■ **MATERIAL TO PROCESS**

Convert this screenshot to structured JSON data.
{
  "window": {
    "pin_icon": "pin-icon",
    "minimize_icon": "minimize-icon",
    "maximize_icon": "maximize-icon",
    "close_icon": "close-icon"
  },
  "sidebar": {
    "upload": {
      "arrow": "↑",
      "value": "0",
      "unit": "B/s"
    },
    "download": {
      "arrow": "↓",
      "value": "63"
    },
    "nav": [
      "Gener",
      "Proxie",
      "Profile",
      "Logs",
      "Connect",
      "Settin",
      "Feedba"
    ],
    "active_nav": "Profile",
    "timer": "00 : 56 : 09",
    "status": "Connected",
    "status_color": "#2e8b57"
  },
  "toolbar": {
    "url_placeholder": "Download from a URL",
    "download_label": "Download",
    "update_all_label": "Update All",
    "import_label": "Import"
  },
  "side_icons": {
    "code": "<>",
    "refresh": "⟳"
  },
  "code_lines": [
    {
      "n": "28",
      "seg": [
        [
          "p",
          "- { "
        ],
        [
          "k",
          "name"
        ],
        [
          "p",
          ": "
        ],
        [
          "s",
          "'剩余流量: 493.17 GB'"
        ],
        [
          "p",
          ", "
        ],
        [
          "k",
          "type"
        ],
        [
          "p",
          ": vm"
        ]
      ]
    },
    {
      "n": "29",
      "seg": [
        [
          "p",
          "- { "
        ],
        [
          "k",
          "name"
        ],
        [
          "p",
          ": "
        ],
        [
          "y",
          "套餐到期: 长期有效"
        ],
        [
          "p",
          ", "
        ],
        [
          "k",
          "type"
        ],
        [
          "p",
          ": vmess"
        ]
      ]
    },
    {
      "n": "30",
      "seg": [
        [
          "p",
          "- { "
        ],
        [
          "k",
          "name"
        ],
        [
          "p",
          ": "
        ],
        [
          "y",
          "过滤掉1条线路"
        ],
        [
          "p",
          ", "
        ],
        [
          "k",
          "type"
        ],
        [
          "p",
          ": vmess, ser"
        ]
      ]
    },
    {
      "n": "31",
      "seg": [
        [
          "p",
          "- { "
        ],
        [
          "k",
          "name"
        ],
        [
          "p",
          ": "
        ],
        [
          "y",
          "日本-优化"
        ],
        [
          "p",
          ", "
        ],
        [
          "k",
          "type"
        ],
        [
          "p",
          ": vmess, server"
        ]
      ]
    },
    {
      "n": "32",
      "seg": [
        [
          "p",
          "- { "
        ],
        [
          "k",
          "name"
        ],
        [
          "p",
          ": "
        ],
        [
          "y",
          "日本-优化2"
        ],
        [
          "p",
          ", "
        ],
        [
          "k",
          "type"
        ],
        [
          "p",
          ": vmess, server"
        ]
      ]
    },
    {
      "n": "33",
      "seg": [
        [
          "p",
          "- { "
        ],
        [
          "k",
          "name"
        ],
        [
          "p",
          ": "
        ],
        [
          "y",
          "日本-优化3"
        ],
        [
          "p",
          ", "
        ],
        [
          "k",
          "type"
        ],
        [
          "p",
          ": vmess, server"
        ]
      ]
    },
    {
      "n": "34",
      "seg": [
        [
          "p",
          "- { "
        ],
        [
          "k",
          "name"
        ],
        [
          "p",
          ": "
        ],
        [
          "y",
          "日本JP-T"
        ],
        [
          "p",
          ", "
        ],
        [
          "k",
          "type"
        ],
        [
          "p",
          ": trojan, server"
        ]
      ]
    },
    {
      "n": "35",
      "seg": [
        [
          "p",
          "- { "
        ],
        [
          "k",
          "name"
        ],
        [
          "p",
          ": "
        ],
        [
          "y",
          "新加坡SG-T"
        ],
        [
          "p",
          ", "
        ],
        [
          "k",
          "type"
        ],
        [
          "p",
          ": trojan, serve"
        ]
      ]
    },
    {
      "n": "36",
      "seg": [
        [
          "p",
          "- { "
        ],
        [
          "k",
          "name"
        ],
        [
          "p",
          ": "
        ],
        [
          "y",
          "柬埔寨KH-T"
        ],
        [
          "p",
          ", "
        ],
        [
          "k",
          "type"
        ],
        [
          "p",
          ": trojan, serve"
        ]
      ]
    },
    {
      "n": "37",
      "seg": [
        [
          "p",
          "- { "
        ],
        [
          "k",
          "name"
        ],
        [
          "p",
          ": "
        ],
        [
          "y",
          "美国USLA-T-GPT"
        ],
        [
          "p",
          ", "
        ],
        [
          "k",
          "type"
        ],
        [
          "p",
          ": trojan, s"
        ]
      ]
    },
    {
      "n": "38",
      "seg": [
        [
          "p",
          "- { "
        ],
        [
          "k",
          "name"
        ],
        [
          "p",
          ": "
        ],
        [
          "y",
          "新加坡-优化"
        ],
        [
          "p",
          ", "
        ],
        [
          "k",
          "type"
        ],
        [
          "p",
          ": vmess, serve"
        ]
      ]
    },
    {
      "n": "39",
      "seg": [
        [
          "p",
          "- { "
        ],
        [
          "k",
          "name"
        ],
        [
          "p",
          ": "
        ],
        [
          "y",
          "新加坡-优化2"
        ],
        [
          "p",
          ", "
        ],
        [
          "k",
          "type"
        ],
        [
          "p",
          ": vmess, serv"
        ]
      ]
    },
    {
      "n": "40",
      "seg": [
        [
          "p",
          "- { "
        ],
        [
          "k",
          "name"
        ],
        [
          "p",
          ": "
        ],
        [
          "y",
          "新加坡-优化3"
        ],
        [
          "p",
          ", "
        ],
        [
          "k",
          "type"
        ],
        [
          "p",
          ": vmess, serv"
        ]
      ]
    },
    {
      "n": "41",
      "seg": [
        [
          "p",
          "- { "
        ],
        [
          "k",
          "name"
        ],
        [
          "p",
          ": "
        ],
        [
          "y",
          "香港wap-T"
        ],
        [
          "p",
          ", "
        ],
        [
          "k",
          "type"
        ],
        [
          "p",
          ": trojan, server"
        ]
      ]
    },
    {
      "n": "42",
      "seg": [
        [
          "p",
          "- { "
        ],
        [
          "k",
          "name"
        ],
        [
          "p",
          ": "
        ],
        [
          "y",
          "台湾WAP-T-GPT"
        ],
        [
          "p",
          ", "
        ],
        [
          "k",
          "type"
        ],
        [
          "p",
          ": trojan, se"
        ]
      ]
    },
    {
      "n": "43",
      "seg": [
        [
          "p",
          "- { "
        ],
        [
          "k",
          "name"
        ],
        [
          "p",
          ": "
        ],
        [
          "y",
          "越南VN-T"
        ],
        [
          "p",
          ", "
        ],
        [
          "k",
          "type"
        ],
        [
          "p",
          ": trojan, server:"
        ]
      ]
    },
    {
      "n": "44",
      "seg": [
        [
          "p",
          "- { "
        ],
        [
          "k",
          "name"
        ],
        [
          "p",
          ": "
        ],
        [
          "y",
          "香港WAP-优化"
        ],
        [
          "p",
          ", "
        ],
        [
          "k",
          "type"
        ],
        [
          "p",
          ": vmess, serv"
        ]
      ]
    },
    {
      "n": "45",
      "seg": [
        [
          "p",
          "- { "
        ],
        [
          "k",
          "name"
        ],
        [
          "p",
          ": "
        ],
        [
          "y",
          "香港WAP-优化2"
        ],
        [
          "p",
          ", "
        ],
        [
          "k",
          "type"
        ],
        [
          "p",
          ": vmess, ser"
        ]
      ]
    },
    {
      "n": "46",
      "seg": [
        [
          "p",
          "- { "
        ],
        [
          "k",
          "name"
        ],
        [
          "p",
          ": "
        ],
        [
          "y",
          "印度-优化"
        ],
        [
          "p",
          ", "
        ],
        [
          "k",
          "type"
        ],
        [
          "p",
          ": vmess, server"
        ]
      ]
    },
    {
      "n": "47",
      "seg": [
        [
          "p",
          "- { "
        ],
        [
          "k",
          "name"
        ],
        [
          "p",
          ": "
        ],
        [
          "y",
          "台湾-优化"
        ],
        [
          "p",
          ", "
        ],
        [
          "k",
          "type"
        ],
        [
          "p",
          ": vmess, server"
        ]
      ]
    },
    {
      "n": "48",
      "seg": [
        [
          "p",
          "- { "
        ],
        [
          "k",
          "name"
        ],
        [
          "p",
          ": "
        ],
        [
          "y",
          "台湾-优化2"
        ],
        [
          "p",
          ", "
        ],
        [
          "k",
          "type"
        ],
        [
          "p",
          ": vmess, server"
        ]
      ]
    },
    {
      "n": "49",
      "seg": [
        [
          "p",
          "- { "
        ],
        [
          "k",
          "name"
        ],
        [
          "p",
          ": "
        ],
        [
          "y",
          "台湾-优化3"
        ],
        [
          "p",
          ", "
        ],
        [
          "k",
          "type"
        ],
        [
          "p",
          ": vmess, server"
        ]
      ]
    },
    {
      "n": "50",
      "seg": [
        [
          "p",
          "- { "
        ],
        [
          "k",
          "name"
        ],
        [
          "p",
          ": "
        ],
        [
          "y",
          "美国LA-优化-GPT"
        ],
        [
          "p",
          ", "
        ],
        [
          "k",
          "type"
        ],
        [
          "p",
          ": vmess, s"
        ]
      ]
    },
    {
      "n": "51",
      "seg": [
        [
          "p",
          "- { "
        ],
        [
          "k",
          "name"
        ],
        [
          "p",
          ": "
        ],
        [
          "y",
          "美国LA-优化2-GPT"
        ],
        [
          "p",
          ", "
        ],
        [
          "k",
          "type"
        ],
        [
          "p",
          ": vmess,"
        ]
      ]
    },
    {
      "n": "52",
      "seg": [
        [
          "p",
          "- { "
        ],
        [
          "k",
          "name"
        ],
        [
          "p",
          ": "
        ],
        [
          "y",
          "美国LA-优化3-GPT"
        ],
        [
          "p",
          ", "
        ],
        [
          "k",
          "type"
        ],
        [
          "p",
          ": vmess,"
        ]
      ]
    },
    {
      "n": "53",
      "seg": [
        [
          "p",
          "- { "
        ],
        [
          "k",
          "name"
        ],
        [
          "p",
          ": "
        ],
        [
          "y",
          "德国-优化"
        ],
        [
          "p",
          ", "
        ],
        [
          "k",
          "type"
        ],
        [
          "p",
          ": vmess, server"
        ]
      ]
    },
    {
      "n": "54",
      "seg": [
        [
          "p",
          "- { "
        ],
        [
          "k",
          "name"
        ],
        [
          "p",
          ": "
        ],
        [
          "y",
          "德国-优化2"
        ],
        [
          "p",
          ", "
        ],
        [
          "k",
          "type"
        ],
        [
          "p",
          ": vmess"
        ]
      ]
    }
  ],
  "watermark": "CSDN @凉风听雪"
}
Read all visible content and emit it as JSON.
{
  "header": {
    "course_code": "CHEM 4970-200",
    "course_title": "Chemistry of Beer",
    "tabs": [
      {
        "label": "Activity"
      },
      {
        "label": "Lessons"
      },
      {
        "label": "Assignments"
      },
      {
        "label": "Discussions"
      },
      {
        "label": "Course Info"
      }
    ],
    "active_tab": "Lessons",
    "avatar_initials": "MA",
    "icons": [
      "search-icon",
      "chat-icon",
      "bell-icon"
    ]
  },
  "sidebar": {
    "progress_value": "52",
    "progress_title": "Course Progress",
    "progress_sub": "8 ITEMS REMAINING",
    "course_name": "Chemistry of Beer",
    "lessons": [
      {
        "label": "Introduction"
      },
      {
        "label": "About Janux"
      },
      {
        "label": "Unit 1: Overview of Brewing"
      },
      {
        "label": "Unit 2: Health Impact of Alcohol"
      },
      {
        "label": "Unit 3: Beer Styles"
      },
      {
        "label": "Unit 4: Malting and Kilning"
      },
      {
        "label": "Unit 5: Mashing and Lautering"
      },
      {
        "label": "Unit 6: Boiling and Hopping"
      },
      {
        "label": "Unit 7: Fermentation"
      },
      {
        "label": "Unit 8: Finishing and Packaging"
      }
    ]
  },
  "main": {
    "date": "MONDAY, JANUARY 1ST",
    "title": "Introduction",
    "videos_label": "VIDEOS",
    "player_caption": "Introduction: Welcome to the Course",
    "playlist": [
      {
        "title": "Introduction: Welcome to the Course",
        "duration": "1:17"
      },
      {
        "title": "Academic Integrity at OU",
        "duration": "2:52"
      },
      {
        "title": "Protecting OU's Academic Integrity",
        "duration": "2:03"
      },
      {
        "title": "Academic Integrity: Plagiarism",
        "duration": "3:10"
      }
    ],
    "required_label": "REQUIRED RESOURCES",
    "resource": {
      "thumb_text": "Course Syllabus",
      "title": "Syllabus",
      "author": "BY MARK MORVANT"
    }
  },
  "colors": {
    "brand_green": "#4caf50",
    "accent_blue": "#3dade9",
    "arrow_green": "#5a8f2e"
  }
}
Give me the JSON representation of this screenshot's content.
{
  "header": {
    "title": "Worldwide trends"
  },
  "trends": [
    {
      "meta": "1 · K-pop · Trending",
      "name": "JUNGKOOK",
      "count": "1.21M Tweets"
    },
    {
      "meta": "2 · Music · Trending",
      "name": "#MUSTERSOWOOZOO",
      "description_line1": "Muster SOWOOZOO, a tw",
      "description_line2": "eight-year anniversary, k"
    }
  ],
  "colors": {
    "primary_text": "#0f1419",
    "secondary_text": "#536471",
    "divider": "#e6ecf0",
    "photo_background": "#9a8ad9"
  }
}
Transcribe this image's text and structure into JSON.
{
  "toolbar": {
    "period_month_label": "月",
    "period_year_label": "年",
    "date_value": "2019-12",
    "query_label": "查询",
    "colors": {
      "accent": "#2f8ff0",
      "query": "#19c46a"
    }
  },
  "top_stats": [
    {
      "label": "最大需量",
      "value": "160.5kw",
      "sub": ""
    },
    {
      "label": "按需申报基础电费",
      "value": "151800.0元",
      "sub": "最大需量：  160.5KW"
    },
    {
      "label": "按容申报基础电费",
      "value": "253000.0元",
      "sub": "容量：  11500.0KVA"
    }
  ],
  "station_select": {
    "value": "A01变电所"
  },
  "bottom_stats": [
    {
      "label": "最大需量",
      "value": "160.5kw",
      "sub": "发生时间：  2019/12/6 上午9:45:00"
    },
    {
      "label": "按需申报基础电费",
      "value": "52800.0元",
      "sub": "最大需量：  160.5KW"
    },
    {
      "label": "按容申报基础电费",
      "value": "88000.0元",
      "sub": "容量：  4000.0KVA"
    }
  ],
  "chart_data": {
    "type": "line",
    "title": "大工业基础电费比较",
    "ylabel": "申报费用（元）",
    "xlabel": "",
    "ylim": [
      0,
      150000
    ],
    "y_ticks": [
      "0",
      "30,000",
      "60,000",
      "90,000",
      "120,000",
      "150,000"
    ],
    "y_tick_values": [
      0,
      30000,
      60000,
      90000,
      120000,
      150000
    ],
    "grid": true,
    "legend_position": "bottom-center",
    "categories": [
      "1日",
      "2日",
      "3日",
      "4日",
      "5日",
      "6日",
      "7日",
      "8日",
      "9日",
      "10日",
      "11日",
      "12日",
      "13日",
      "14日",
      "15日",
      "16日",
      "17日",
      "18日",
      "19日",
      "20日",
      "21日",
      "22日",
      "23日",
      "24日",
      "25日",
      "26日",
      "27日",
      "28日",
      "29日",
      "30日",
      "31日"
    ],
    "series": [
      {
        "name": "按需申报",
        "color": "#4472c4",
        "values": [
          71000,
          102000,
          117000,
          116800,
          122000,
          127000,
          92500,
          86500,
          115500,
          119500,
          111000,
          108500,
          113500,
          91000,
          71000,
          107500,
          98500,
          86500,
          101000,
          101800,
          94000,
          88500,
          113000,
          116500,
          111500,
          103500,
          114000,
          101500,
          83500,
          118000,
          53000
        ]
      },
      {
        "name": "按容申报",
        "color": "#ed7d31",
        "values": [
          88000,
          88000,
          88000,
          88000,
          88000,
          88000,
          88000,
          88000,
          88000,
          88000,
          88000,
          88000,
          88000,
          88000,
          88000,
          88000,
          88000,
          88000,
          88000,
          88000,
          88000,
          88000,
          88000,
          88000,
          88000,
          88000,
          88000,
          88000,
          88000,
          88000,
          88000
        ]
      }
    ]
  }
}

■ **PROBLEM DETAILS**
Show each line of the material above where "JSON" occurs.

■ **YOUR SOLUTION**
Convert this screenshot to structured JSON data.
Read all visible content and emit it as JSON.
Give me the JSON representation of this screenshot's content.
Transcribe this image's text and structure into JSON.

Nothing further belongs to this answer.